*Data to use*.
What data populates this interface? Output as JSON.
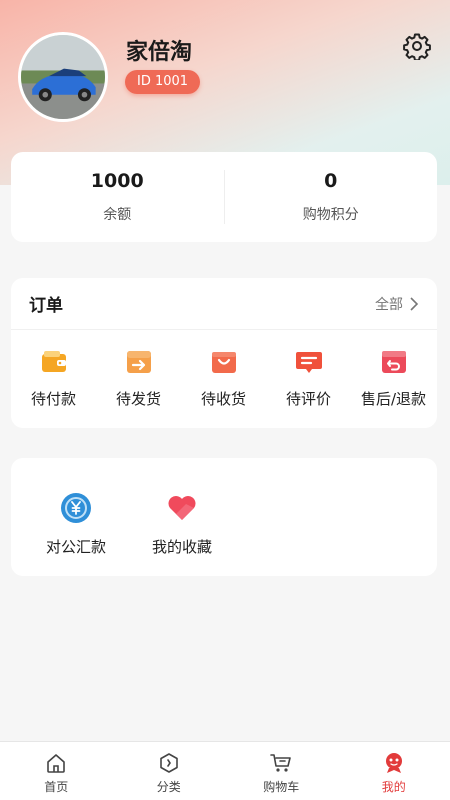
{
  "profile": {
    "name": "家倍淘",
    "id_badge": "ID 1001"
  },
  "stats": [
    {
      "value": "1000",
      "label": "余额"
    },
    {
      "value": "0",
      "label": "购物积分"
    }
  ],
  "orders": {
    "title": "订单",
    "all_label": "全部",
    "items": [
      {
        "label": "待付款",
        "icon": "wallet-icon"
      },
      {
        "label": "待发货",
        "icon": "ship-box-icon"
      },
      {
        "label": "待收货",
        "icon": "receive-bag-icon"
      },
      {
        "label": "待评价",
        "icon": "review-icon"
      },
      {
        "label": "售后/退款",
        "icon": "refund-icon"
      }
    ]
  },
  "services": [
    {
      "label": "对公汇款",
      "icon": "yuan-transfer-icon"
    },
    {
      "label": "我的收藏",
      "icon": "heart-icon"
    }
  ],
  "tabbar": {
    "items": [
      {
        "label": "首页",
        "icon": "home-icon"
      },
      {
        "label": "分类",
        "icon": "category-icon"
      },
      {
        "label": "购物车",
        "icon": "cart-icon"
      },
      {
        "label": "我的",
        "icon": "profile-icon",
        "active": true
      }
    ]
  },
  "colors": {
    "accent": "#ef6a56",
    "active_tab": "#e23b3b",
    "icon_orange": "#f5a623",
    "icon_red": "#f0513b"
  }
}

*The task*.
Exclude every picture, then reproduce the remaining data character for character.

*The completed task*.
What data populates this interface? Output as JSON.
{
  "profile": {
    "name": "家倍淘",
    "id_badge": "ID 1001"
  },
  "stats": [
    {
      "value": "1000",
      "label": "余额"
    },
    {
      "value": "0",
      "label": "购物积分"
    }
  ],
  "orders": {
    "title": "订单",
    "all_label": "全部",
    "items": [
      {
        "label": "待付款",
        "icon": "wallet-icon"
      },
      {
        "label": "待发货",
        "icon": "ship-box-icon"
      },
      {
        "label": "待收货",
        "icon": "receive-bag-icon"
      },
      {
        "label": "待评价",
        "icon": "review-icon"
      },
      {
        "label": "售后/退款",
        "icon": "refund-icon"
      }
    ]
  },
  "services": [
    {
      "label": "对公汇款",
      "icon": "yuan-transfer-icon"
    },
    {
      "label": "我的收藏",
      "icon": "heart-icon"
    }
  ],
  "tabbar": {
    "items": [
      {
        "label": "首页",
        "icon": "home-icon"
      },
      {
        "label": "分类",
        "icon": "category-icon"
      },
      {
        "label": "购物车",
        "icon": "cart-icon"
      },
      {
        "label": "我的",
        "icon": "profile-icon",
        "active": true
      }
    ]
  },
  "colors": {
    "accent": "#ef6a56",
    "active_tab": "#e23b3b",
    "icon_orange": "#f5a623",
    "icon_red": "#f0513b"
  }
}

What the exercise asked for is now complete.